Washington Square Park was uneventful Saturday night, a week after the park and its attendees were thrust into the national spotlight. Last weekend, police — while attempting to enforce a 10 p.m. weekend curfew — pepper-sprayed and arrested dozens of people in and around the famed Greenwich village park.
Residents and park attendees condemned the NYPD’s actions; however, Mayor De Blasio defended the curfew and its enforcement during his weekly WNYC interview on “The Brian Lehrer Show” on Friday morning.
By the end of the day, city officials had rescinded the 10 p.m. curfew.
And despite a growing narrative of its apparent mayhem and danger, the park retained a carnivalesque atmosphere throughout the evening and past midnight. Any tensions with the police took a back seat to enjoying a post-pandemic summer night.
One attendee, Rose, described the park’s vibe as “calm and poppin’.”
“Everybody seems like they’re chilling out, enjoying the nice weather,” she said. “Nobody seems stressed at all.”

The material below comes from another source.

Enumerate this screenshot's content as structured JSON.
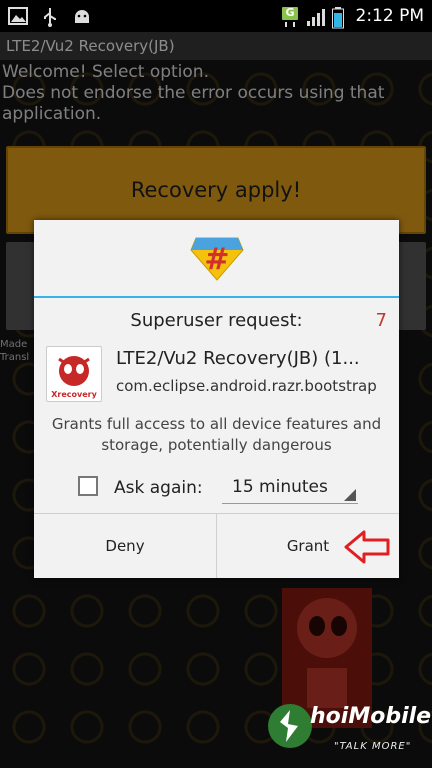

People continued to filter in and out of the park throughout the night, while around the central fountain, musicians performed to a large dancing crowd.
And while police were still out in force Saturday night, they remained around the park’s arch. Officers on the scene stated that they were there to protect the monument from graffiti, not to enforce the curfew. In fact, there seemed to be some confusion among the police presence as to what time — or even if — the park would close. One police lieutenant — who did not give his name — said that any decision to close the park was out of the NYPD’s hands and rested solely with the Parks Department.
Police were not the only ones unsure of where the night would lead.
Outside the NYPD’s perimeter fence, activists with the Copwatch Patrol Unit (CPU) gathered, inspired by rumors that the police would again attempt to empty the park forcefully.
Jose LaSalle, the leader of the CPU, said that he decided to come to the park after receiving a tip that police might confront civilians around midnight.
“We’re out here because we got some intel that there is a possibility that at twelve midnight, the [NYPD] is going to enforce the 12 o’clock closing park rule,” LaSalle said. “We’re here to make sure that we document that; I have my cop watchers all around, and we believe that video is very important to show the aggressiveness that they take to just close the park.”
Some watchers recorded the roughly 20 officers assembled under the arch, while others berated and hurled insults towards the police. LaSalle described both types of behavior as a natural reaction to the NYPD’s conduct last week.
“A lot of these police officers, they need an awakening at times [to] make them realize that this is what they’re doing,” LaSalle said. “They’re the ones creating the animosity and this type of hate among the people — Not us; it’s them. If I’m running around being a bully or an asshole to other people, I’m going to get that same disrespect back.”
Yet despite claims that Washington Square Park has become tense and dangerous, Saturday was anticlimactic. 10 p.m. — the original curfew — came and went and midnight also passed without issue or any noticeable fanfare. Instead, people continued to filter in and out of the park throughout the night, while around the central fountain, musicians performed to a large dancing crowd. A group called the WeOutsideCrew was also in attendance throughout the night and helped organize a clothing drive and several volleyball games.
“We want to give people a safe space where they don’t have to spend money and where there is a real sense of community,” said Shaman, the group’s founder. “This is a public space … let people be people.”
Please support independent media today! Now celebrating its 20th anniversary, The Indypendent is still standing but it’s not easy. Make a recurring or one-time donation today or subscribe to our monthly print edition and get every copy sent straight to your home.